##### Entries supplied #####

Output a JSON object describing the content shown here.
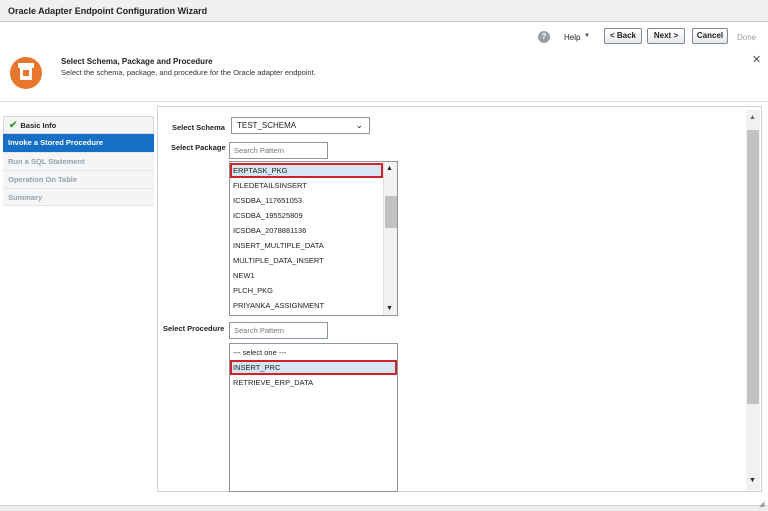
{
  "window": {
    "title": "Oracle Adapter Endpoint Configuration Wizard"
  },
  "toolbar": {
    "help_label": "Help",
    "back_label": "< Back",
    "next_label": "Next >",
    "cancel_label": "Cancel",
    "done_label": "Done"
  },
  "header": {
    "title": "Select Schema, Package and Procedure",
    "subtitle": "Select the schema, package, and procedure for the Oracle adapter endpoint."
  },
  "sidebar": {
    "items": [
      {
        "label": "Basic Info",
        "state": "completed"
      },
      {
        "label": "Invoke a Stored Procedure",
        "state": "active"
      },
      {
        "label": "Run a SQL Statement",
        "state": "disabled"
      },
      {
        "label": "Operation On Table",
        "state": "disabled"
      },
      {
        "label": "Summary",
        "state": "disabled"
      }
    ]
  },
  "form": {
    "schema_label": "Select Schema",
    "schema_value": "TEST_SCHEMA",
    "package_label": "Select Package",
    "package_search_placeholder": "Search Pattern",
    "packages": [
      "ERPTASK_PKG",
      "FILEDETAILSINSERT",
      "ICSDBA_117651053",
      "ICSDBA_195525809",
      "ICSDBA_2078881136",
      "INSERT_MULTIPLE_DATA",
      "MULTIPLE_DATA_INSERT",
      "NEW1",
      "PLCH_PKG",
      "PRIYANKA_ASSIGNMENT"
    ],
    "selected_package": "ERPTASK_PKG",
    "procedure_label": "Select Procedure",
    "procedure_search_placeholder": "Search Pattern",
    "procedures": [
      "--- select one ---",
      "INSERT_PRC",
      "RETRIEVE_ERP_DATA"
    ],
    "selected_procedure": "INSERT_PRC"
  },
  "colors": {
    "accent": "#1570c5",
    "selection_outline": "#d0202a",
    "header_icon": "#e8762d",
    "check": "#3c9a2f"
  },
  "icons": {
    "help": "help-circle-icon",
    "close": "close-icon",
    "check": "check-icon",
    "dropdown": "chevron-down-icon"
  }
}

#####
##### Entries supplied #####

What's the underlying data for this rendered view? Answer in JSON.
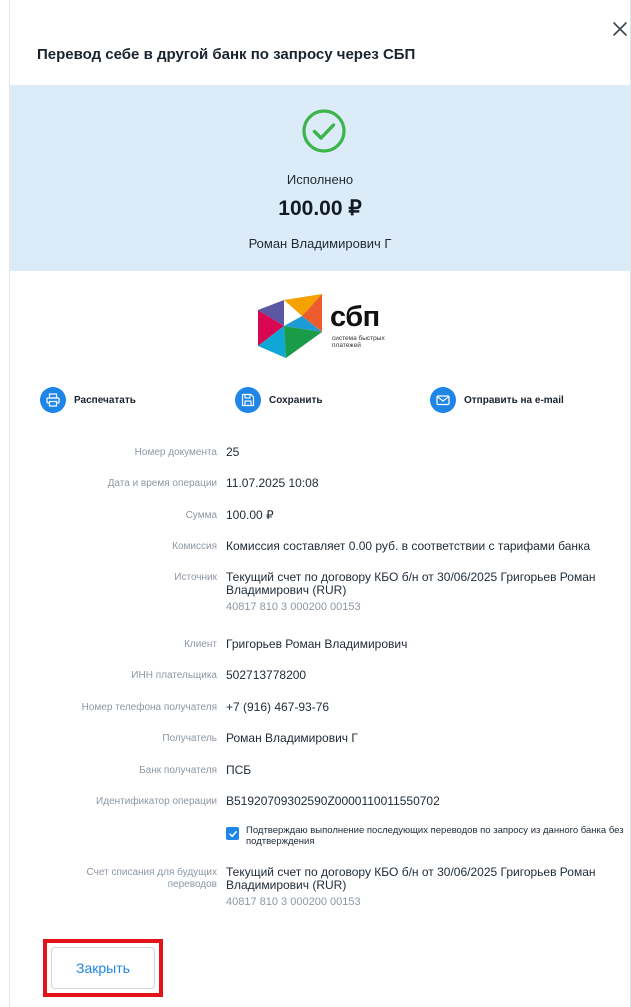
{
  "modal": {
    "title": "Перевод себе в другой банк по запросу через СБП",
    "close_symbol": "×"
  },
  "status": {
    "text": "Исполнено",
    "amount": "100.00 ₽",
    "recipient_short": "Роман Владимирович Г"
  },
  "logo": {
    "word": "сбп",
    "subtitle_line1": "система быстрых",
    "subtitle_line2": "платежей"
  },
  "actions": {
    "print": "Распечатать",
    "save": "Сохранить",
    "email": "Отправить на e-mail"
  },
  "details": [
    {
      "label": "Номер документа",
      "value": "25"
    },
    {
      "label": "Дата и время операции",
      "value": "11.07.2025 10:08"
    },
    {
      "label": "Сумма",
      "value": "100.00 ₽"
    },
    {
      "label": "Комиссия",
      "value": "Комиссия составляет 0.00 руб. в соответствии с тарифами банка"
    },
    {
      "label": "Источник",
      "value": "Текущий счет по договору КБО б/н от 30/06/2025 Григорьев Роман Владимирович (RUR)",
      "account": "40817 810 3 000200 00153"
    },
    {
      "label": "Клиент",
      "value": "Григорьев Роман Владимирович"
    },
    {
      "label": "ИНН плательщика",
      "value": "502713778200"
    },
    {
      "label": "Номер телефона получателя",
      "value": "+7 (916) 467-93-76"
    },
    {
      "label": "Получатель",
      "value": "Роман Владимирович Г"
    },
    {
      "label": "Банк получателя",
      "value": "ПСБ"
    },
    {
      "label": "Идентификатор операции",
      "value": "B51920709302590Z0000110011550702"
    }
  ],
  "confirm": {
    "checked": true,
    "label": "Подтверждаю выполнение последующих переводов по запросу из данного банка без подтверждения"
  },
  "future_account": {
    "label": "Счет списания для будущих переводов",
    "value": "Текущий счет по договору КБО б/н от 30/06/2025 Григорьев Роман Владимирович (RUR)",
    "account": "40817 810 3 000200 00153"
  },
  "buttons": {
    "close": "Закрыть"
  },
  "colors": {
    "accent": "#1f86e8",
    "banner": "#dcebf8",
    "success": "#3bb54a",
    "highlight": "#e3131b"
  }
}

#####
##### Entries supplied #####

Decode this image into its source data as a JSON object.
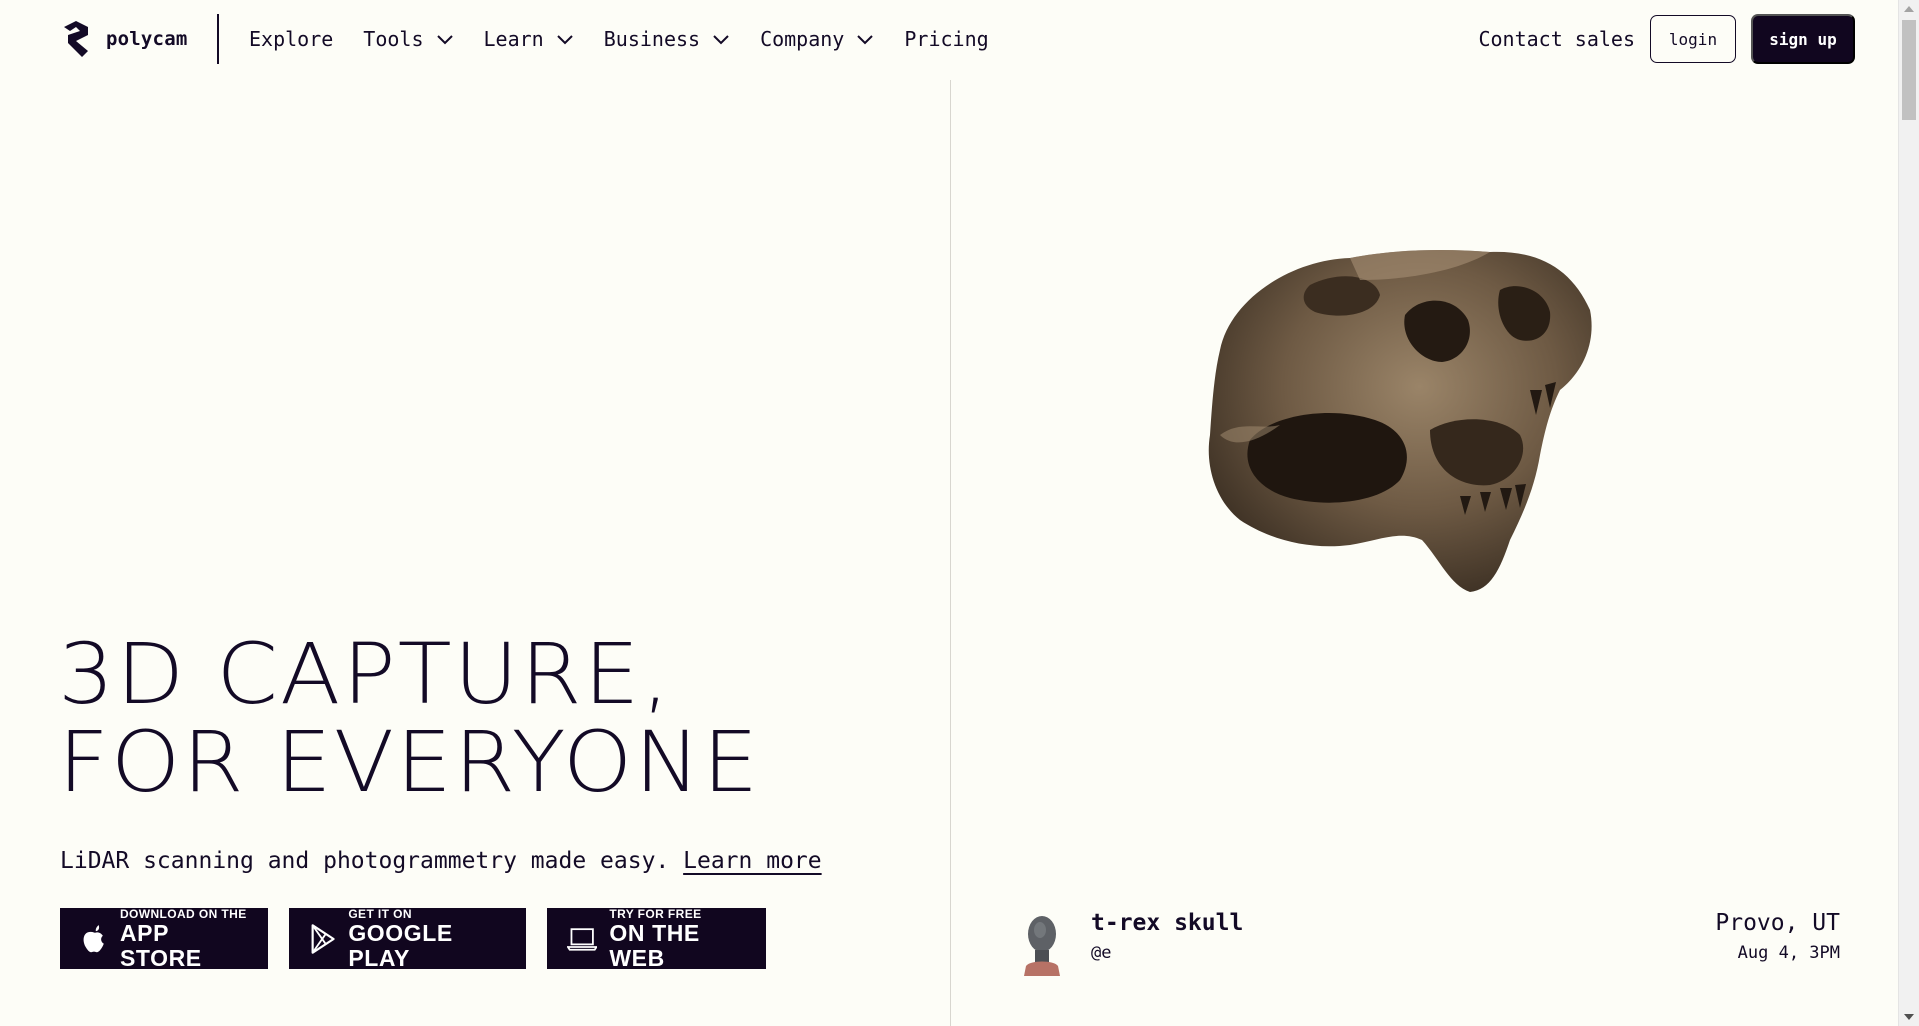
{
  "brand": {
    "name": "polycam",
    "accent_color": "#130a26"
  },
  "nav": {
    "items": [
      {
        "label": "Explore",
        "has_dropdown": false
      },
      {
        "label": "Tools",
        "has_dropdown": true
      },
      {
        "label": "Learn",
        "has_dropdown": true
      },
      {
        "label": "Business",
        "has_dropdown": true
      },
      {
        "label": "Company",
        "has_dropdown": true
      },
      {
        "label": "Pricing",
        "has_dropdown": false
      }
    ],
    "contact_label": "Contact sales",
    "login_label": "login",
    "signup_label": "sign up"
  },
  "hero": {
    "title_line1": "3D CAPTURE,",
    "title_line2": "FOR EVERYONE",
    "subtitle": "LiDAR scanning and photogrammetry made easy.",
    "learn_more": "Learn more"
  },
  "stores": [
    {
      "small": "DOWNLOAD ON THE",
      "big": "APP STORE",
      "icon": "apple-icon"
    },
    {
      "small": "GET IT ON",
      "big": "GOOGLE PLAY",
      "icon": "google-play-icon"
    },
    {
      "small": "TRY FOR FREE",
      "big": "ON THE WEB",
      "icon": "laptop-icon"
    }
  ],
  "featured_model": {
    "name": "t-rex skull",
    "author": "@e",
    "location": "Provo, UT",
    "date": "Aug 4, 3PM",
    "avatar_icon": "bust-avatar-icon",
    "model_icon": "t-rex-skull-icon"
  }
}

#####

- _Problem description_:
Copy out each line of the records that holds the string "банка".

- _Answer for this exercise_:
      "value": "Комиссия составляет 0.00 руб. в соответствии с тарифами банка"
    "label": "Подтверждаю выполнение последующих переводов по запросу из данного банка без подтверждения"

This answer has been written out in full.